April 1, 2013
Southcoast Centers for Cancer Care and Northeast Ear Nose & Throat team up to provide free head and neck cancer screenings on April 23
"Oral cancer is a major health problem in this country and one that most people are not aware of," said Wendy B.R. Stern, MD, ear, nose and throat surgeon at St. Luke's Hospital and a member of Northeast Ear Nose & Throat in North Dartmouth. "It is vital that people — especially those who smoke and chew tobacco — learn to recognize the signs and symptoms of this cancer.
A head and neck cancer screening is quick and painless. Doctors will inspect the lips, gums, cheeks and mouth using a light.
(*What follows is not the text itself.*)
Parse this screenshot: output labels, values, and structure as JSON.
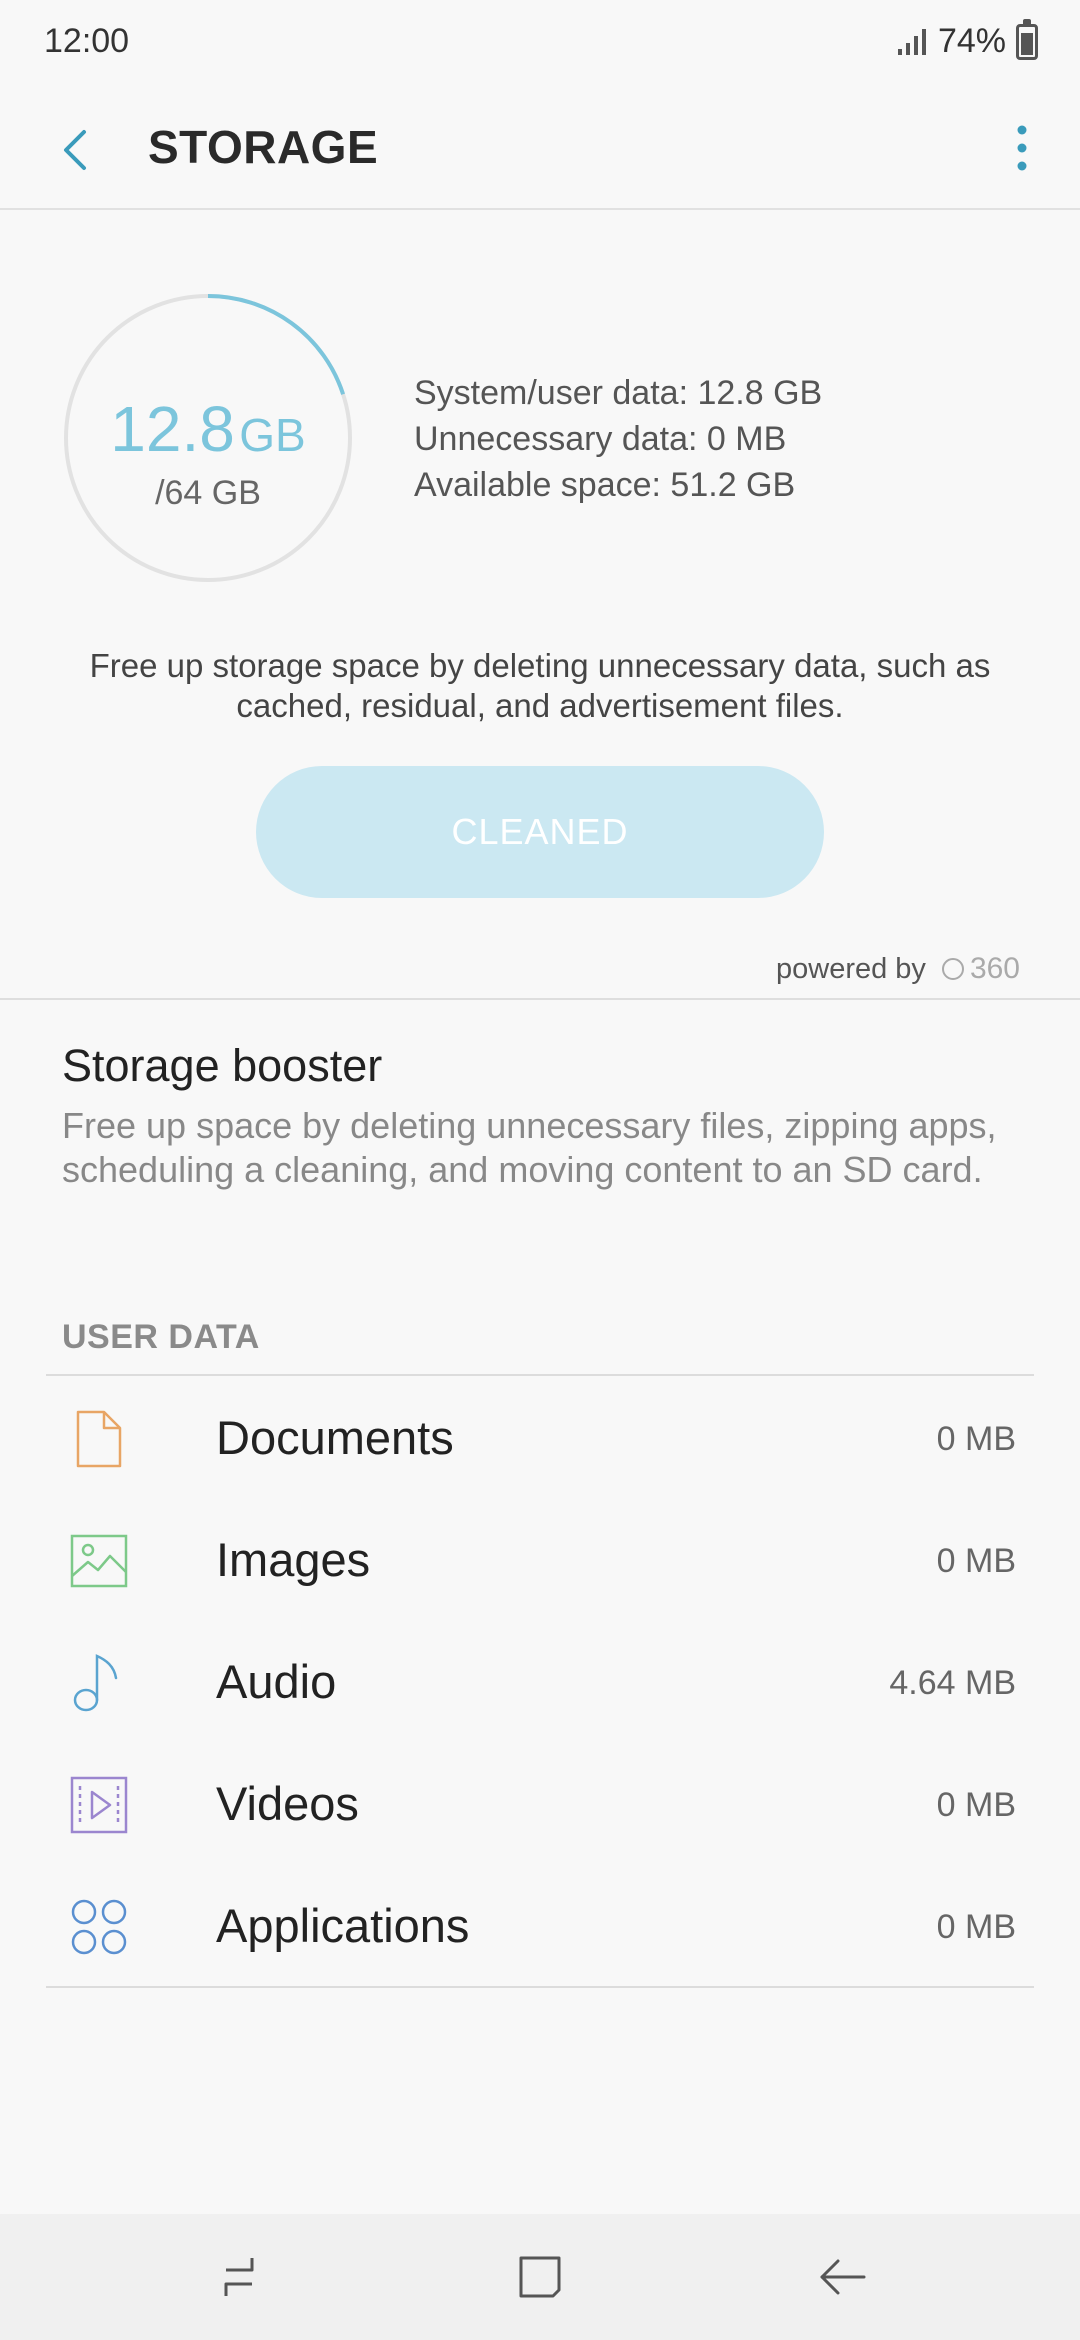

They will also feel for lumps in the neck.
"This screening offers a great opportunity for education and the chance for early detection," said Therese M. Mulvey, MD, medical oncologist and Physician-in-Chief for Southcoast Centers for Cancer Care. "Tobacco — including smokeless tobacco — and alcohol use are risk factors for head and neck cancers."
According to the Head & Neck Cancer Alliance, 85 percent of these cancers are linked to tobacco use. Smoking cigarettes is the major cause of most head and neck cancers, while chewing tobacco has been shown to cause mouth cancer. Head and neck cancers are more common in men and in people over the age of 40. It is estimated that some 50,000 men and women in the United States are diagnosed with head and neck cancers annually. Caucasians currently have the highest incidence rates of head and neck cancer, although death is still highest among African Americans.
Some of the symptoms that are common in head and neck cancer include a lump or sore that does not heal, a sore throat that does not go away, difficulty swallowing and a change or hoarseness in the voice.
"As physicians, we need to educate the public about head and neck cancer and encourage people to get regular checkups and to eliminate high-risk habits like smoking," Dr. Mulvey said.
The screening is sponsored in part by the Head & Neck Cancer Alliance in honor of Oral Cancer Awareness week. To learn more about head and neck cancer visit www.headandneck.org.